A minor change of plans can cause big, big problems for children on the spectrum. Your biggest tool for these children is preparing them for change in every possible way. Be sure to include your children in your preparations. Involving your child in the process will hopefully ease some of the anxiety and stress for them. As a family, design your emergency plans, have them help plan a menu for the 72-emergency food kit. purchase food and games, load backpacks.
All these things will help children be more mindful of your family’s emergency plan, and also give them a sense of security and safety, during and after the disaster.
I find it especially important to do some drills and practice so when it comes time for the storm its something that’s not completely new to them. The more familiar your children are with the drills, the better your child will handle them when it’s real.
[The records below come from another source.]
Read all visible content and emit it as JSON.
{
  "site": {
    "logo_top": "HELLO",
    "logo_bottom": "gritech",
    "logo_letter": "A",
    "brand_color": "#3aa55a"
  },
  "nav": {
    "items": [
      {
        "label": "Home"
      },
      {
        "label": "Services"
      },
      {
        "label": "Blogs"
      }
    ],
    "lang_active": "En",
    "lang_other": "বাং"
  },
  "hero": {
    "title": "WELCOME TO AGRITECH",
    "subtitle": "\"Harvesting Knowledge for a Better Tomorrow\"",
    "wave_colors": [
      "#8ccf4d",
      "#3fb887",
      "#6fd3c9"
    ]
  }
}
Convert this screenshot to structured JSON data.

This also allows you to ease them into the situation so they do not become as overwhelmed.
To better prepare kids to deal with the reality of a disaster, create as realistic a drill as possible, try –
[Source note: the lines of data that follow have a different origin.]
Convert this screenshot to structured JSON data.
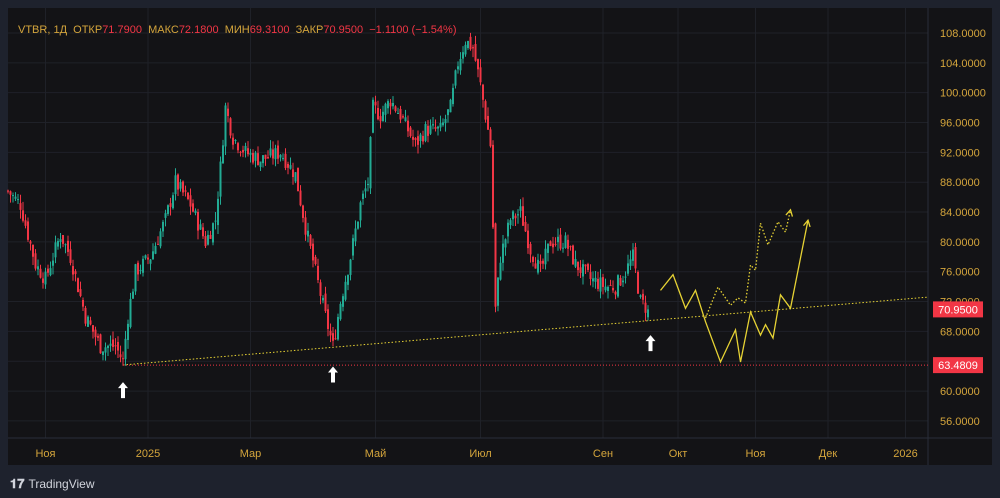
{
  "header": {
    "symbol": "VTBR, 1Д",
    "open_label": "ОТКР",
    "open": "71.7900",
    "high_label": "МАКС",
    "high": "72.1800",
    "low_label": "МИН",
    "low": "69.3100",
    "close_label": "ЗАКР",
    "close": "70.9500",
    "change": "−1.1100 (−1.54%)"
  },
  "brand": "TradingView",
  "colors": {
    "up": "#22ab94",
    "down": "#f23645",
    "axis": "#d4a53c",
    "forecast": "#e6d234"
  },
  "chart_data": {
    "type": "candlestick",
    "xlim": [
      0,
      368
    ],
    "ylim": [
      54.5,
      109
    ],
    "y_ticks": [
      56,
      60,
      64,
      68,
      72,
      76,
      80,
      84,
      88,
      92,
      96,
      100,
      104,
      108
    ],
    "x_ticks": [
      {
        "x": 15,
        "label": "Ноя"
      },
      {
        "x": 56,
        "label": "2025"
      },
      {
        "x": 97,
        "label": "Мар"
      },
      {
        "x": 147,
        "label": "Май"
      },
      {
        "x": 189,
        "label": "Июл"
      },
      {
        "x": 238,
        "label": "Сен"
      },
      {
        "x": 268,
        "label": "Окт"
      },
      {
        "x": 299,
        "label": "Ноя"
      },
      {
        "x": 328,
        "label": "Дек"
      },
      {
        "x": 359,
        "label": "2026"
      }
    ],
    "price_path": [
      [
        0,
        86.8
      ],
      [
        5,
        85
      ],
      [
        11,
        77
      ],
      [
        15,
        75
      ],
      [
        21,
        81
      ],
      [
        25,
        78
      ],
      [
        31,
        70
      ],
      [
        37,
        66
      ],
      [
        43,
        66
      ],
      [
        46,
        64
      ],
      [
        48,
        70
      ],
      [
        51,
        76
      ],
      [
        57,
        78
      ],
      [
        63,
        83
      ],
      [
        67,
        88
      ],
      [
        73,
        85
      ],
      [
        79,
        80
      ],
      [
        83,
        83
      ],
      [
        85,
        90
      ],
      [
        87,
        98
      ],
      [
        90,
        94
      ],
      [
        95,
        92
      ],
      [
        101,
        91
      ],
      [
        109,
        92
      ],
      [
        115,
        89
      ],
      [
        119,
        82
      ],
      [
        123,
        76
      ],
      [
        127,
        70
      ],
      [
        130,
        66
      ],
      [
        133,
        72
      ],
      [
        137,
        78
      ],
      [
        141,
        85
      ],
      [
        144,
        88
      ],
      [
        146,
        98
      ],
      [
        149,
        97
      ],
      [
        153,
        99
      ],
      [
        157,
        97
      ],
      [
        163,
        93
      ],
      [
        167,
        95
      ],
      [
        173,
        95
      ],
      [
        177,
        98
      ],
      [
        180,
        104
      ],
      [
        183,
        107
      ],
      [
        186,
        106
      ],
      [
        189,
        101
      ],
      [
        193,
        93
      ],
      [
        195,
        71
      ],
      [
        197,
        78
      ],
      [
        201,
        83
      ],
      [
        205,
        84
      ],
      [
        209,
        79
      ],
      [
        213,
        76
      ],
      [
        217,
        80
      ],
      [
        223,
        80
      ],
      [
        227,
        77
      ],
      [
        233,
        75
      ],
      [
        239,
        74
      ],
      [
        243,
        74
      ],
      [
        247,
        76
      ],
      [
        250,
        78
      ],
      [
        253,
        72
      ],
      [
        256,
        70.95
      ]
    ],
    "support_line": [
      [
        46,
        63.5
      ],
      [
        368,
        72.6
      ]
    ],
    "level_line": {
      "price": 63.4809,
      "from": 46,
      "label": "63.4809"
    },
    "last_price": {
      "price": 70.95,
      "label": "70.9500"
    },
    "forecast_solid": [
      [
        261,
        73.5
      ],
      [
        266,
        75.6
      ],
      [
        271,
        71.1
      ],
      [
        275,
        73.5
      ],
      [
        279,
        69.3
      ],
      [
        285,
        63.9
      ],
      [
        291,
        68.2
      ],
      [
        293,
        63.9
      ],
      [
        297,
        70.6
      ],
      [
        301,
        67.5
      ],
      [
        303,
        68.9
      ],
      [
        306,
        67.1
      ],
      [
        309,
        72.9
      ],
      [
        313,
        71.1
      ],
      [
        320,
        82.9
      ]
    ],
    "forecast_dotted": [
      [
        279,
        69.8
      ],
      [
        284,
        73.95
      ],
      [
        289,
        71.5
      ],
      [
        292,
        72.5
      ],
      [
        295,
        71.8
      ],
      [
        297,
        76.9
      ],
      [
        299,
        76.2
      ],
      [
        301,
        82.5
      ],
      [
        304,
        79.6
      ],
      [
        308,
        82.7
      ],
      [
        311,
        81.3
      ],
      [
        313,
        84.3
      ]
    ],
    "arrows": [
      [
        46,
        61.2
      ],
      [
        130,
        63.3
      ],
      [
        257,
        67.5
      ]
    ]
  }
}
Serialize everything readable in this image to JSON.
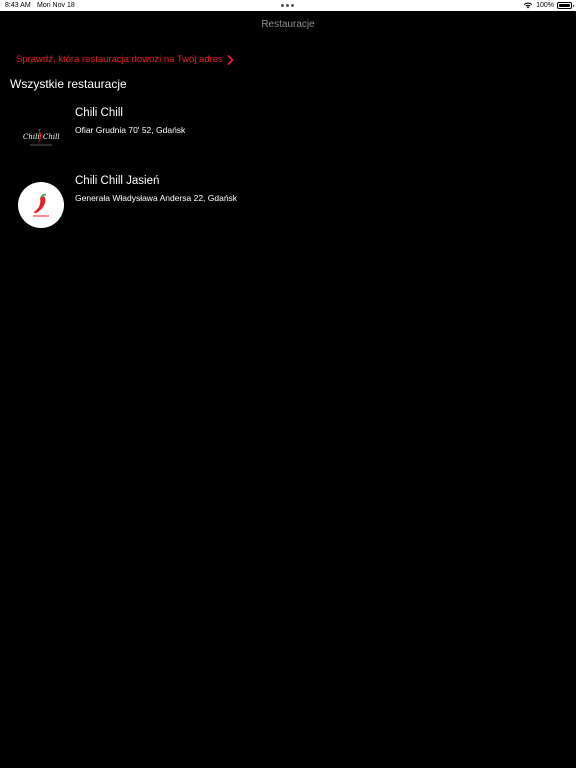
{
  "status_bar": {
    "time": "8:43 AM",
    "date": "Mon Nov 18",
    "battery": "100%",
    "battery_level": 1.0,
    "icons": [
      "multitasking-dots-icon",
      "wifi-icon",
      "battery-icon"
    ]
  },
  "nav": {
    "title": "Restauracje"
  },
  "check_link": {
    "label": "Sprawdź, która restauracja dowozi na Twój adres",
    "icon": "chevron-right-icon",
    "color": "#e8202a"
  },
  "section": {
    "title": "Wszystkie restauracje"
  },
  "restaurants": [
    {
      "name": "Chili Chill",
      "address": "Ofiar Grudnia 70' 52, Gdańsk",
      "logo": "chili-chill-logo-dark"
    },
    {
      "name": "Chili Chill Jasień",
      "address": "Generała Władysława Andersa 22, Gdańsk",
      "logo": "chili-pepper-logo-light"
    }
  ],
  "colors": {
    "background": "#000000",
    "accent": "#e8202a",
    "nav_title": "#8e8e93"
  }
}
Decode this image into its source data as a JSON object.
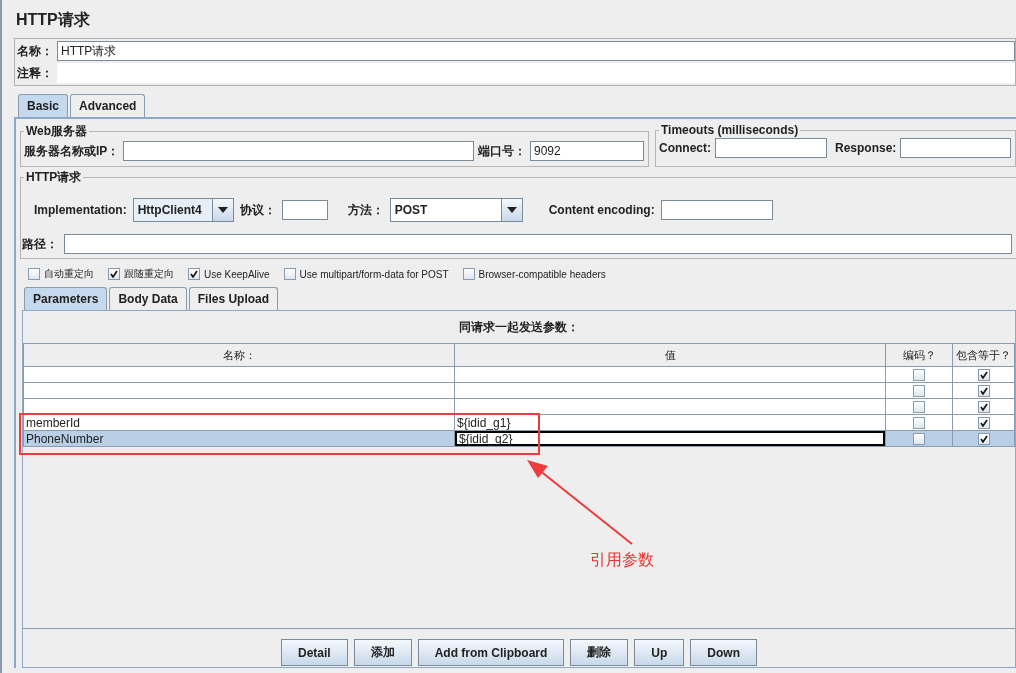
{
  "title": "HTTP请求",
  "name_field": {
    "label": "名称：",
    "value": "HTTP请求"
  },
  "comment_field": {
    "label": "注释："
  },
  "tabs": [
    {
      "label": "Basic",
      "selected": true
    },
    {
      "label": "Advanced",
      "selected": false
    }
  ],
  "web_server": {
    "legend": "Web服务器",
    "server_label": "服务器名称或IP：",
    "port_label": "端口号：",
    "port_value": "9092"
  },
  "timeouts": {
    "legend": "Timeouts (milliseconds)",
    "connect_label": "Connect:",
    "response_label": "Response:"
  },
  "http_request": {
    "legend": "HTTP请求",
    "implementation_label": "Implementation:",
    "implementation": "HttpClient4",
    "protocol_label": "协议：",
    "method_label": "方法：",
    "method": "POST",
    "encoding_label": "Content encoding:",
    "path_label": "路径："
  },
  "options": [
    {
      "label": "自动重定向",
      "checked": false
    },
    {
      "label": "跟随重定向",
      "checked": true
    },
    {
      "label": "Use KeepAlive",
      "checked": true
    },
    {
      "label": "Use multipart/form-data for POST",
      "checked": false
    },
    {
      "label": "Browser-compatible headers",
      "checked": false
    }
  ],
  "sub_tabs": [
    {
      "label": "Parameters",
      "selected": true
    },
    {
      "label": "Body Data",
      "selected": false
    },
    {
      "label": "Files Upload",
      "selected": false
    }
  ],
  "parameters": {
    "caption": "同请求一起发送参数：",
    "columns": [
      "名称：",
      "值",
      "编码？",
      "包含等于？"
    ],
    "rows": [
      {
        "encode": false,
        "include_equals": true,
        "selected": false,
        "editing": false
      },
      {
        "encode": false,
        "include_equals": true,
        "selected": false,
        "editing": false
      },
      {
        "encode": false,
        "include_equals": true,
        "selected": false,
        "editing": false
      },
      {
        "name": "memberId",
        "value": "${idid_g1}",
        "encode": false,
        "include_equals": true,
        "selected": false,
        "editing": false
      },
      {
        "name": "PhoneNumber",
        "value": "${idid_g2}",
        "encode": false,
        "include_equals": true,
        "selected": true,
        "editing": true
      }
    ]
  },
  "annotation": {
    "text": "引用参数"
  },
  "buttons": [
    "Detail",
    "添加",
    "Add from Clipboard",
    "删除",
    "Up",
    "Down"
  ]
}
- a lights out scenario
- make sure you practice any time of day and night
- use different sounds and loud noises
By practicing ahead you can take it one step at a time. Walk through the evacuation routes a few times. Explain how lights will probably go out, allow them to kill the lights and take the familiar evacuation route you have taught them. Practicing also allows you to know what they will have the biggest issues with, be it sights, sounds or movement. This will help you make the proper changes to your emergency plan ahead of time and test them before it is necessary to really evacuate.
Your emergency plan important additions to include.
- Have a buddy that they are familiar with This applies at home and school. They need someone who can help keep them calm(er), explain each step and what is happening, assist them where needed, and provide a comforting, calming, familiarity to focus on.
- Be sure to have the buddy be familiar with your child’s triggers, and how to help them, and that they know the most effective means of communicating with them.
- Take into account their triggers and sensitivities. If sounds set them off, be sure to have headphones close at hand for emergencies. If music is soothing to them, have a prepared iPod ready. Lights = sunglasses, touch = a route that’s less used to avoid bumping into panicked masses. Be creative.
- Remember to include a medical bracelet and register with local fire and police. This will assure that those who come to help in the event of a disaster are as prepared to help your child as you are.
Ideas for your ASD survival bag:
- Food sensitivities and allergies (gluten free for instance) – not just for their bag but for the entire family. You will be living in close quarters and these normally off limit items will be more accessible than ever. This is especially important if their allergies are severe, as contact with allergens could make the situation go from bad to worse.
- It is extremely important that the food and items packed are familiar to your child.
- Sensory needs – headphones, weighted vests (or just encourage them to wear their kit all day), clothing that meets their acceptance.
- Comfort items- these need to be used familiar items and will extend beyond normal comfort items. Silverware and dishes they normally eat with, the same clothes (interchange for a while or wash repeatedly) that they have at home. Your bag needs to be an extension of the home they left.
- Pay attention to your child’s triggers and what helps them cope. Then add these to your bag and the special needs form.
- Entertainment should be based on your child’s favorite things and be varied enough to maintain their attention. Don’t pack things that are too challenging or easy; look for a balance to avoid melt downs. If you HAVE to bring the DVD player pack LOTS OF BATTERIES or a solar charger.
- lighting – this is important for adults as well. Headlamps won’t be considered for them unless they are introduced to them early on. Consider packing Glow Stick Bracelets or necklaces. They are a terrific distraction for kids and help with lighting.
- Luggage tag – Their name, your contact info, and information about triggers and helps if possible. If they get separated from you this will help others be able to find you and help them to be more aware of your child’s special needs. The tag is to remain on their survival kit at all times. if you want to have a medical bracelet type they can wear that would work too.
Remember, YOU are your child’s greatest advocate, and the best one to prepare them for a disaster.